This explains the asymmetrical distribution of the inner radiation belt in Figure 1. The inner belt imaged on the left side of Jupiter is on the side of the Great Red Spot and is therefore more concentrated. It appears slanted downward because the Great Red Spot is located at 22 º South Latitude. Once ejected the ions go into orbits around Jupiter’s center of gravity and therefore appear more dispersed and above the equator on the other limb of the planet. A detailed scientific paper on this new understanding of the solar system is available here. Verifying the presence of predominantly ³He+ ions in the inner radiation belt of Jupiter would essentially prove the existence of this ongoing fusion reaction, since there is no other way that prodigious amounts of these ions can be produced.
The Juno orbiter carries two radiation monitoring instruments: JEDI (Jupiter Energetic-particle Detector Instrument), intended to map electron energy and ion energy/composition over both polar regions (APL/Johns Hopkins University);and JADE (Jovian Auroral Distributions Experiment), intended to map electron energy and ion energy/composition over both polar regions (Southwest Research Institute) – essentially duplicate instruments. Unfortunately, these instruments are both currently planned to be used only around the poles of Jupiter, where the ³He+ ions are least concentrated. Failing to monitor the inner radiation belt throughout at least a few science orbits would be a big mistake, since these instruments have the potential, along with the MWR and radio (gravity) experiments, to reveal the entirely new and exciting Methane Gas Hydrate composition of Jupiter discussed in great detail in the linked paper – revealing that Jupiter comprises > 275 earth masses of water! Based on the duplicated functions of these two instruments, it would be wise to devote just one of them to the polar studies and utilize the other for studies of the inner radiation belt. As discussed in the linked paper, the concentration and velocity of the helium ions directly above and to the immediate west of the Great Red Spot at 22º South Latitude, poses primarily a threat to the MWR experiment but the sheer numbers of particles at these longitudes would easily be detected by either the JEDI and JADE instrument systems.
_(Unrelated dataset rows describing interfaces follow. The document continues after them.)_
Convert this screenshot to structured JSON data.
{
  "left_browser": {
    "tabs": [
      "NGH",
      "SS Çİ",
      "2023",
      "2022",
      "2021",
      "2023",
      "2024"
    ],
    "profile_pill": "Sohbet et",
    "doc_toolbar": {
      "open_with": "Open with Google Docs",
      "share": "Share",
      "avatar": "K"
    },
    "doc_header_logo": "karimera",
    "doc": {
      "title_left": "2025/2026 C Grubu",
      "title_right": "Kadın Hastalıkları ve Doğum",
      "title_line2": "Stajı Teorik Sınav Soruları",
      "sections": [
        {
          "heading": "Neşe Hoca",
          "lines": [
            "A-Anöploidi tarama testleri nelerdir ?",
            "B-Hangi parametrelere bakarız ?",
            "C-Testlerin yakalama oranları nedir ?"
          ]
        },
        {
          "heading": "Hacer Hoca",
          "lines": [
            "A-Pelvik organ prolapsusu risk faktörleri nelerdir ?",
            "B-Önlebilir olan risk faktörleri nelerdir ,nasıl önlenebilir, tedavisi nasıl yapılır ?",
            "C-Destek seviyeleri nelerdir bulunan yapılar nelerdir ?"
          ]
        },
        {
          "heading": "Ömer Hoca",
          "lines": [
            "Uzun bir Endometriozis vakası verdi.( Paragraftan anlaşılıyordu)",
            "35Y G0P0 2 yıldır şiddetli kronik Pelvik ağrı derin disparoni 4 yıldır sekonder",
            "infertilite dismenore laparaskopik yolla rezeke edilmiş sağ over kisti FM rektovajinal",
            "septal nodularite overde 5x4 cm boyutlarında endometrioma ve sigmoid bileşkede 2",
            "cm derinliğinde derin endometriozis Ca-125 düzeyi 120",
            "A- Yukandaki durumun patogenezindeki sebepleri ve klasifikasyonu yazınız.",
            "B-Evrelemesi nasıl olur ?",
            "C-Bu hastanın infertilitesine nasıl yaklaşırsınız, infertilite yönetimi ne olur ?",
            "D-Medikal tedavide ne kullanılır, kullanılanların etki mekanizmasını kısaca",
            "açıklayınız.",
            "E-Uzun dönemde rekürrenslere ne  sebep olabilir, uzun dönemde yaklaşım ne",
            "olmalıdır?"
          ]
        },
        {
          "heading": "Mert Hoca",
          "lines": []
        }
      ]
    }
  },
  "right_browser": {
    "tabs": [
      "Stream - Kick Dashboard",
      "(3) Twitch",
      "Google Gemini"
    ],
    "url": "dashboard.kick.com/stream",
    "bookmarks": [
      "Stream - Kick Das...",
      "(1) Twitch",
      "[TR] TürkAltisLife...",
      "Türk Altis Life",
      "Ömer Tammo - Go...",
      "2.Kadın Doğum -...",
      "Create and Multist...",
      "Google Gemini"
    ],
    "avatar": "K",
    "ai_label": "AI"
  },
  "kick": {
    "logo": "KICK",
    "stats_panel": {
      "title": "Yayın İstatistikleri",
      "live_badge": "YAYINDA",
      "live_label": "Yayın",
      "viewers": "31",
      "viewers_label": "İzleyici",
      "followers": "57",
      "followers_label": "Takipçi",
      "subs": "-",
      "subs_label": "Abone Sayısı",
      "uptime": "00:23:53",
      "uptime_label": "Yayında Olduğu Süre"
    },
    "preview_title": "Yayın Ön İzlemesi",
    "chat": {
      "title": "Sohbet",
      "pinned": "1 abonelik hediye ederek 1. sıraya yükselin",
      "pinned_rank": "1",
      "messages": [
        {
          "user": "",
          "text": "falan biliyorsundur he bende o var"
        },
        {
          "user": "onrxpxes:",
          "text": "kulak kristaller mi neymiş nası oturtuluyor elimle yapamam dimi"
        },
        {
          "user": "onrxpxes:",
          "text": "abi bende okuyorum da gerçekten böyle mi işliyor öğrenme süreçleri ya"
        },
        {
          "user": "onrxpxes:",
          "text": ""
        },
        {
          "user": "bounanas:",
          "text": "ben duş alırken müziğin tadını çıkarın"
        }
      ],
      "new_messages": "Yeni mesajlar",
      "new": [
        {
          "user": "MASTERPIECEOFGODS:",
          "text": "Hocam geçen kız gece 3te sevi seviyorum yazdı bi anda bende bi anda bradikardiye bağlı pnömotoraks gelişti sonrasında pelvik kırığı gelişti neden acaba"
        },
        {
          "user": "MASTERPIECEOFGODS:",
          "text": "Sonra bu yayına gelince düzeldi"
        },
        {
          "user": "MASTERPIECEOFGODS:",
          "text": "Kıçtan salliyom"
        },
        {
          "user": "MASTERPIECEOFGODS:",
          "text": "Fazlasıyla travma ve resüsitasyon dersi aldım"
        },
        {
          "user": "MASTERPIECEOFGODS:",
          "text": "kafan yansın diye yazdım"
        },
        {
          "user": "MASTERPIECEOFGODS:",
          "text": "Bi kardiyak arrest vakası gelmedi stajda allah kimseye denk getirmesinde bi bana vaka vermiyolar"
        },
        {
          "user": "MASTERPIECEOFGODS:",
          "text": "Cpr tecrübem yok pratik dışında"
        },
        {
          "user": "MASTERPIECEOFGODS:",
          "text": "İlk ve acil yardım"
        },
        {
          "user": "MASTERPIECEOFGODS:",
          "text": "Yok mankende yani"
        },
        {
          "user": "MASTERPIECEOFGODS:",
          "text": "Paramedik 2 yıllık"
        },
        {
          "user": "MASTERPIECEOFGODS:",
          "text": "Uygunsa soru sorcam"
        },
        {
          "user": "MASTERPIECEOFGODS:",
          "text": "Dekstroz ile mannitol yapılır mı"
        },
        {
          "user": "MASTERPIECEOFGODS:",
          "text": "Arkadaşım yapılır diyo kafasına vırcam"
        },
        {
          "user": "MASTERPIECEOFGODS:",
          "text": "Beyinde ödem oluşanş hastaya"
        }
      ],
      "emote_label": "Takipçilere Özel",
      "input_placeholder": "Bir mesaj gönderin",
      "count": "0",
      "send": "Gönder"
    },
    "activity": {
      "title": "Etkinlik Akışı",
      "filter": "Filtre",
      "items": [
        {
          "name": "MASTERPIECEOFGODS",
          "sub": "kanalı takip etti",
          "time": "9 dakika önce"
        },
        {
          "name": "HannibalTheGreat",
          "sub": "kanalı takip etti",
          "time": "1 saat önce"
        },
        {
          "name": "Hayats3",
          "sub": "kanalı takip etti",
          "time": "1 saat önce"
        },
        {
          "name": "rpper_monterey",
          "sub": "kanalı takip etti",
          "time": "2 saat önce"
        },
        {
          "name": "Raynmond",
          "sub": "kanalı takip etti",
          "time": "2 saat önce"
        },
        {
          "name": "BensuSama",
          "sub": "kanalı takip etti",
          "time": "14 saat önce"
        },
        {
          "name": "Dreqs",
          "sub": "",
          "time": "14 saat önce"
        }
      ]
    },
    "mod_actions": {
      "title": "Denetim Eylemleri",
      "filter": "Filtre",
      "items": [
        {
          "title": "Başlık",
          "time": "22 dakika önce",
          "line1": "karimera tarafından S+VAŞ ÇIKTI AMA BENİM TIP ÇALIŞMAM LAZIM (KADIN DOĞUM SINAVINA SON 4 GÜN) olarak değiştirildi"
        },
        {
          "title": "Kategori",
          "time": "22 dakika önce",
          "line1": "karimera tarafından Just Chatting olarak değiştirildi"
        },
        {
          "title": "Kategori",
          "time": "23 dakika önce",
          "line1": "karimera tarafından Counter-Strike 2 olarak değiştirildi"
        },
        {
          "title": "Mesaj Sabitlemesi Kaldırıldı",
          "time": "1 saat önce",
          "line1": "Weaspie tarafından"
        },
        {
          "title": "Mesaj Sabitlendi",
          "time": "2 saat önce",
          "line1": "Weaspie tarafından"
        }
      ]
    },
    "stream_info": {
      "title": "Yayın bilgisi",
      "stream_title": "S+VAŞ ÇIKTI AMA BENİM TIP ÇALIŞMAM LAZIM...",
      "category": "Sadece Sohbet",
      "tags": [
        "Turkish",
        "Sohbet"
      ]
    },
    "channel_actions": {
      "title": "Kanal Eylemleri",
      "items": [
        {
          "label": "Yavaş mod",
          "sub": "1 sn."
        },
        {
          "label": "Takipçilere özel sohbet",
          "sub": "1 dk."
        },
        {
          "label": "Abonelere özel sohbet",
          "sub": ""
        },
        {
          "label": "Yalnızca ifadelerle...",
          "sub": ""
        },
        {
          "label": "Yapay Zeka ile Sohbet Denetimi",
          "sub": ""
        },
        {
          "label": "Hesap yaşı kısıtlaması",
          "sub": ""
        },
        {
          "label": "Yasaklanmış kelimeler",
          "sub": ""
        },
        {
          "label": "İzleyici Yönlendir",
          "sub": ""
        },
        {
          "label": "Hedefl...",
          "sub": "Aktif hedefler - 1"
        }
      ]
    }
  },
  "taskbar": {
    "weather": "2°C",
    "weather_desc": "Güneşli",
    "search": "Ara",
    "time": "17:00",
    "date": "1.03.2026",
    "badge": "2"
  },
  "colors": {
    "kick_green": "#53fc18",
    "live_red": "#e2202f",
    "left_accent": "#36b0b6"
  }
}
A single measurement showing that the inner radiation belt consists almost exclusively of these ³He+ ions – a concentration of which has never been observed anywhere else in the universe would, in itself, prove the solid Methane Gas Hydrate composition of Jupiter discussed in the linked paper. As also explained in that paper, both the MWR and the radio science (gravity) experiments have the potential to corroborate the MGH hypothesis, but to use the radiation belt data, which is a direct contact, not a remote measurement, for which an instrument is already present, makes eminent sense. It is important to take full advantage of this opportunity to understand Jupiter. Failure to do so would leave mankind in the current state of ignorance of the solar system for decades to come.
If no use is made of the labors of past ages, the world must remain always in the infancy of knowledge. Markus Tulius Cicero